Former Sudanese Slave to Speak at Stanford
Students for Open Society, a student group at Stanford University, is bringing a unique speaker to the Bay Area. The speaker is Simon Deng, an escaped Sudanese slave and a prominent human rights activist.
At the age of nine, Deng's village was raided by Arab troops. He watched his childhood friends get shot dead and his fellow villagers burned alive in their huts. He was abducted and given as a "gift" to an Arab family who enslaved him for several years. He offers riveting descriptions of his life as a slave.
But Deng provides more than just a horrifying account of his experiences as a child slave. He delivers a message pertinent to the livelihood of all free nations. Deng considers himself a "victim of jihad" and describes the racist, Islamic society in Sudan which operates with a binary worldview. According to Deng, this worldview divides the world's population into two categories: Muslim and non-Muslim. "If you are not a Muslim, you are a khoufar, an infidel, an enemy, a human being with no right to life who may be treated with terrible inhumanity," Deng told a conference at the Palais des Nations in Geneva.
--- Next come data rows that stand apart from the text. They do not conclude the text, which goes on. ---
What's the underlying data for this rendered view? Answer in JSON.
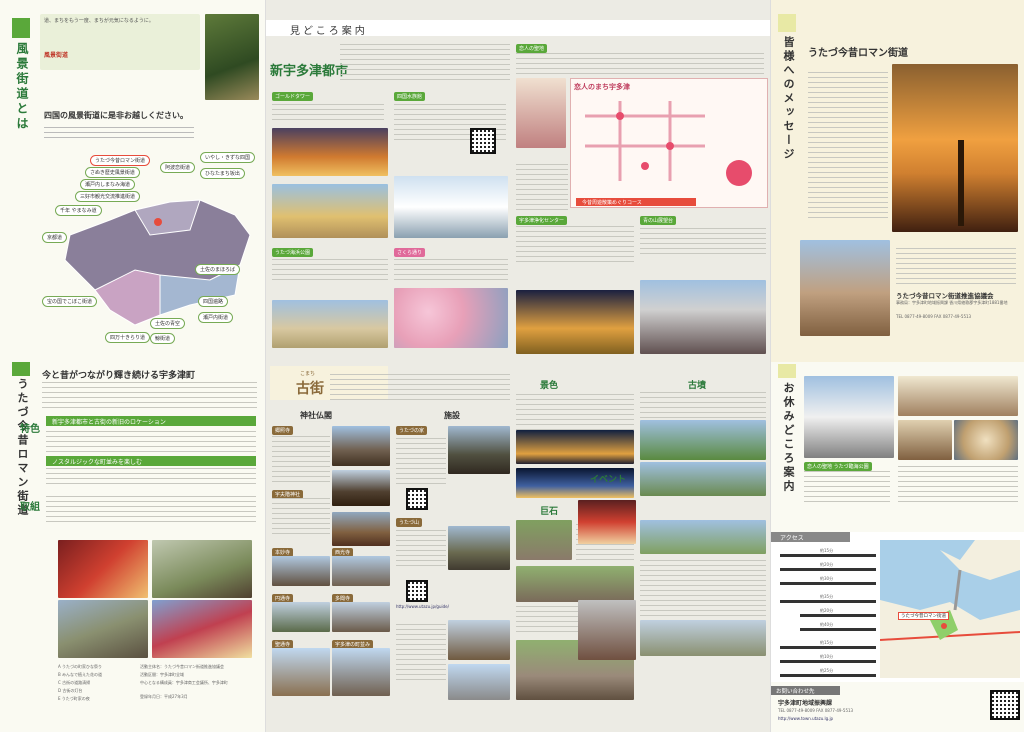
{
  "left": {
    "scenic_title": "風景街道とは",
    "scenic_heading": "四国の風景街道に是非お越しください。",
    "scenic_intro": "道、まちをもう一度、まちが元気になるように。",
    "scenic_sub": "風景街道",
    "map_labels": [
      "うたづ今昔ロマン街道",
      "さぬき歴史風景街道",
      "瀬戸内しまなみ海道",
      "三好市観光交流推進街道",
      "千年 やまなみ道",
      "阿波恋街道",
      "京都道",
      "宝の国でこぼこ街道",
      "土佐の青空",
      "四万十きらり道",
      "鯨街道",
      "いやし・きずな四国",
      "ひなたまち坂出",
      "土佐のまほろば",
      "四国遍路",
      "瀬戸内街道"
    ],
    "roman_title": "うたづ今昔ロマン街道",
    "roman_heading": "今と昔がつながり輝き続ける宇多津町",
    "feature_label": "特色",
    "feature_box1": "新宇多津都市と古街の新旧のロケーション",
    "feature_box2": "ノスタルジックな町並みを楽しむ",
    "effort_label": "取組",
    "effort_items": [
      "A うたづの町家ひな祭り",
      "B みんなで植えた花の道",
      "C 古街の道路清掃",
      "D 古街の灯台",
      "E うたづ町家の夜"
    ],
    "info_rows": [
      "活動主体名：うたづ今昔ロマン街道推進協議会",
      "活動区間：宇多津町全域",
      "中心となる構成員：宇多津商工会議所、宇多津町",
      "登録年月日：平成27年3月"
    ]
  },
  "middle": {
    "section_title": "見どころ案内",
    "new_city_title": "新宇多津都市",
    "old_town_title": "古街",
    "old_town_ruby": "こまち",
    "goshoku": "神社仏閣",
    "shisetsu": "施設",
    "keshiki": "景色",
    "kyoseki": "巨石",
    "kofun": "古墳",
    "event": "イベント",
    "spots_new": [
      "ゴールドタワー",
      "四国水族館",
      "うたづ海浜公園",
      "うたづ臨海公園",
      "さくら通り",
      "恋人の聖地",
      "宇多津浄化センター",
      "青の山展望台"
    ],
    "spots_old": [
      "郷照寺",
      "宇夫階神社",
      "うたづの家",
      "うたづ山",
      "本妙寺",
      "西光寺",
      "円通寺",
      "多聞寺",
      "聖通寺",
      "宇多津の町並み"
    ],
    "courses": "今昔周遊散策めぐりコース",
    "love_map_title": "恋人のまち宇多津",
    "urls": [
      "http://www.town.utazu.lg.jp",
      "http://www.utazu.jp/guide/",
      "http://shikoku-aquarium.jp"
    ]
  },
  "right": {
    "message_title": "皆様へのメッセージ",
    "roman_title": "うたづ今昔ロマン街道",
    "org_name": "うたづ今昔ロマン街道推進協議会",
    "org_address": "事務局：宇多津町地域振興課 香川県綾歌郡宇多津町1881番地",
    "org_tel": "TEL 0877-49-8009  FAX 0877-49-5513",
    "rest_title": "お休みどころ案内",
    "rest_spots": [
      "恋人の聖地 うたづ臨海公園",
      "臨海公園内カフェ",
      "道の駅 うたづ臨海公園"
    ],
    "access_title": "アクセス",
    "access_times": [
      "約15分",
      "約20分",
      "約30分",
      "約35分",
      "約20分",
      "約40分",
      "約15分",
      "約10分",
      "約25分"
    ],
    "map_label": "うたづ今昔ロマン街道",
    "contact_title": "お問い合わせ先",
    "contact_org": "宇多津町地域振興課"
  },
  "colors": {
    "green": "#5aa83a",
    "purple": "#8a3b8c",
    "olive": "#8a8a3a",
    "orange": "#e48a23",
    "cream": "#f7f2dd",
    "roman_yellow": "#e8e9a5"
  }
}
Deng is also unafraid to condemn the UN Human Rights Council, criticizing that its membership includes some of the most inhumane regimes in the world, including the regime of Sudan itself.
In addition, Deng has an impressive record as a human rights activist. In April 2006, Deng organized and participated in a 300-mile "freedom walk" from the UN headquarters in New York to the Capitol Building in Washington, D.C., where he met President Bush.
Deng is scheduled to participate in a rally in front of the Chinese consulate on Monday and speak at Stanford University on Tuesday, February 12 at 7:00 p.m. in Cubberley Auditorium. The event is open to the public.